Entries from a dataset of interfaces
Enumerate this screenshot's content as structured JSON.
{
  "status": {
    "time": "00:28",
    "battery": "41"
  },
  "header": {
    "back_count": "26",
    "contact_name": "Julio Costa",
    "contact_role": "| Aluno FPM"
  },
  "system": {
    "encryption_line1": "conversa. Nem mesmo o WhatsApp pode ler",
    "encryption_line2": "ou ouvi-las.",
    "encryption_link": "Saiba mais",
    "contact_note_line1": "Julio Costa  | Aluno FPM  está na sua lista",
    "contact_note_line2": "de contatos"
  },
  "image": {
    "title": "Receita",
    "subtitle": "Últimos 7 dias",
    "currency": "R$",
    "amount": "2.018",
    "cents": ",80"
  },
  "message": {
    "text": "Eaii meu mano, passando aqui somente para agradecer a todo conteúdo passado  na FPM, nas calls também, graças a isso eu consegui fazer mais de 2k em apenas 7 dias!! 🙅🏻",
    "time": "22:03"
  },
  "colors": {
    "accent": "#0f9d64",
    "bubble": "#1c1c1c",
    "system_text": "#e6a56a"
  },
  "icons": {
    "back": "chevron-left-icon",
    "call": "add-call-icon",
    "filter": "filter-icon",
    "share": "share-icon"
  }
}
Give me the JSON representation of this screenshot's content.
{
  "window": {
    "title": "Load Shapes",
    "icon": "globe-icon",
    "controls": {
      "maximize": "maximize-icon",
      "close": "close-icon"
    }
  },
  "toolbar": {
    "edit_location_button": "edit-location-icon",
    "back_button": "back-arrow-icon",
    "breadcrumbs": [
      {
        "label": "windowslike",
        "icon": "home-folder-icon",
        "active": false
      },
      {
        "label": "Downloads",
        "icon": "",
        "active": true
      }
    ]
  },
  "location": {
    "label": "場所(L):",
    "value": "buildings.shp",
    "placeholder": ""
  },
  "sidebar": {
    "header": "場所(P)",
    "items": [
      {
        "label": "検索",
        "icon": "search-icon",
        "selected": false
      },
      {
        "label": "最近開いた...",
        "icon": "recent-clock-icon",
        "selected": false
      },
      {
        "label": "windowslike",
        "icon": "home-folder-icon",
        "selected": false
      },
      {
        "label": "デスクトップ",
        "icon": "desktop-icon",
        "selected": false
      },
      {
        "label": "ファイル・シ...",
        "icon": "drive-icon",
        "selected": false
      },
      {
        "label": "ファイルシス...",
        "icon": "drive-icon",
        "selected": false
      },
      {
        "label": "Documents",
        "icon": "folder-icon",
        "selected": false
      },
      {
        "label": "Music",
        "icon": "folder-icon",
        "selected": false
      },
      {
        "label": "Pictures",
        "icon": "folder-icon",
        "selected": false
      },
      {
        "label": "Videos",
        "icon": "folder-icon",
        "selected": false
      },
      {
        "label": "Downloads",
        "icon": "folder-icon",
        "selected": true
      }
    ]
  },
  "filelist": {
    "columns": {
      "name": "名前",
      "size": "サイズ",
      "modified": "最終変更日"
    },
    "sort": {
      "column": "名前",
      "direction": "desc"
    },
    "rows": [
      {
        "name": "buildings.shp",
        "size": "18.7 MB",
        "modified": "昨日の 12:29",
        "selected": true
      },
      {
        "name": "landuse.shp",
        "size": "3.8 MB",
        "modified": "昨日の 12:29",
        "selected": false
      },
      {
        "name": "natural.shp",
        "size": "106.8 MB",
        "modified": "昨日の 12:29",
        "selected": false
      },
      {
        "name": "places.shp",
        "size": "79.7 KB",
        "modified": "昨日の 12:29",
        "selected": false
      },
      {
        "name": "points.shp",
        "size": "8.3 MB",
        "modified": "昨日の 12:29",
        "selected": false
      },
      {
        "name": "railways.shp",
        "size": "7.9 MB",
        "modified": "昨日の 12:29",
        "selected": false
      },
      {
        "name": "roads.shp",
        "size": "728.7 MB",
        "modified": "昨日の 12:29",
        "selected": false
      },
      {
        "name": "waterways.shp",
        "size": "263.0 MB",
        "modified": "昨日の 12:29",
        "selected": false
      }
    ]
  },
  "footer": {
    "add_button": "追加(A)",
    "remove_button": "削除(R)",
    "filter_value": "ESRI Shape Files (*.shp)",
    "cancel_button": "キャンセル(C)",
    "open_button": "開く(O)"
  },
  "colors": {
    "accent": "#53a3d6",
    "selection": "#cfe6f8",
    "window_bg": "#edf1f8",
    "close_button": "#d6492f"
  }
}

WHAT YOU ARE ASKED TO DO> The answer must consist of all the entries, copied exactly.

RESULT FOR THIS EXERCISE>
Enumerate this screenshot's content as structured JSON.
{
  "status": {
    "time": "00:28",
    "battery": "41"
  },
  "header": {
    "back_count": "26",
    "contact_name": "Julio Costa",
    "contact_role": "| Aluno FPM"
  },
  "system": {
    "encryption_line1": "conversa. Nem mesmo o WhatsApp pode ler",
    "encryption_line2": "ou ouvi-las.",
    "encryption_link": "Saiba mais",
    "contact_note_line1": "Julio Costa  | Aluno FPM  está na sua lista",
    "contact_note_line2": "de contatos"
  },
  "image": {
    "title": "Receita",
    "subtitle": "Últimos 7 dias",
    "currency": "R$",
    "amount": "2.018",
    "cents": ",80"
  },
  "message": {
    "text": "Eaii meu mano, passando aqui somente para agradecer a todo conteúdo passado  na FPM, nas calls também, graças a isso eu consegui fazer mais de 2k em apenas 7 dias!! 🙅🏻",
    "time": "22:03"
  },
  "colors": {
    "accent": "#0f9d64",
    "bubble": "#1c1c1c",
    "system_text": "#e6a56a"
  },
  "icons": {
    "back": "chevron-left-icon",
    "call": "add-call-icon",
    "filter": "filter-icon",
    "share": "share-icon"
  }
}
Give me the JSON representation of this screenshot's content.
{
  "window": {
    "title": "Load Shapes",
    "icon": "globe-icon",
    "controls": {
      "maximize": "maximize-icon",
      "close": "close-icon"
    }
  },
  "toolbar": {
    "edit_location_button": "edit-location-icon",
    "back_button": "back-arrow-icon",
    "breadcrumbs": [
      {
        "label": "windowslike",
        "icon": "home-folder-icon",
        "active": false
      },
      {
        "label": "Downloads",
        "icon": "",
        "active": true
      }
    ]
  },
  "location": {
    "label": "場所(L):",
    "value": "buildings.shp",
    "placeholder": ""
  },
  "sidebar": {
    "header": "場所(P)",
    "items": [
      {
        "label": "検索",
        "icon": "search-icon",
        "selected": false
      },
      {
        "label": "最近開いた...",
        "icon": "recent-clock-icon",
        "selected": false
      },
      {
        "label": "windowslike",
        "icon": "home-folder-icon",
        "selected": false
      },
      {
        "label": "デスクトップ",
        "icon": "desktop-icon",
        "selected": false
      },
      {
        "label": "ファイル・シ...",
        "icon": "drive-icon",
        "selected": false
      },
      {
        "label": "ファイルシス...",
        "icon": "drive-icon",
        "selected": false
      },
      {
        "label": "Documents",
        "icon": "folder-icon",
        "selected": false
      },
      {
        "label": "Music",
        "icon": "folder-icon",
        "selected": false
      },
      {
        "label": "Pictures",
        "icon": "folder-icon",
        "selected": false
      },
      {
        "label": "Videos",
        "icon": "folder-icon",
        "selected": false
      },
      {
        "label": "Downloads",
        "icon": "folder-icon",
        "selected": true
      }
    ]
  },
  "filelist": {
    "columns": {
      "name": "名前",
      "size": "サイズ",
      "modified": "最終変更日"
    },
    "sort": {
      "column": "名前",
      "direction": "desc"
    },
    "rows": [
      {
        "name": "buildings.shp",
        "size": "18.7 MB",
        "modified": "昨日の 12:29",
        "selected": true
      },
      {
        "name": "landuse.shp",
        "size": "3.8 MB",
        "modified": "昨日の 12:29",
        "selected": false
      },
      {
        "name": "natural.shp",
        "size": "106.8 MB",
        "modified": "昨日の 12:29",
        "selected": false
      },
      {
        "name": "places.shp",
        "size": "79.7 KB",
        "modified": "昨日の 12:29",
        "selected": false
      },
      {
        "name": "points.shp",
        "size": "8.3 MB",
        "modified": "昨日の 12:29",
        "selected": false
      },
      {
        "name": "railways.shp",
        "size": "7.9 MB",
        "modified": "昨日の 12:29",
        "selected": false
      },
      {
        "name": "roads.shp",
        "size": "728.7 MB",
        "modified": "昨日の 12:29",
        "selected": false
      },
      {
        "name": "waterways.shp",
        "size": "263.0 MB",
        "modified": "昨日の 12:29",
        "selected": false
      }
    ]
  },
  "footer": {
    "add_button": "追加(A)",
    "remove_button": "削除(R)",
    "filter_value": "ESRI Shape Files (*.shp)",
    "cancel_button": "キャンセル(C)",
    "open_button": "開く(O)"
  },
  "colors": {
    "accent": "#53a3d6",
    "selection": "#cfe6f8",
    "window_bg": "#edf1f8",
    "close_button": "#d6492f"
  }
}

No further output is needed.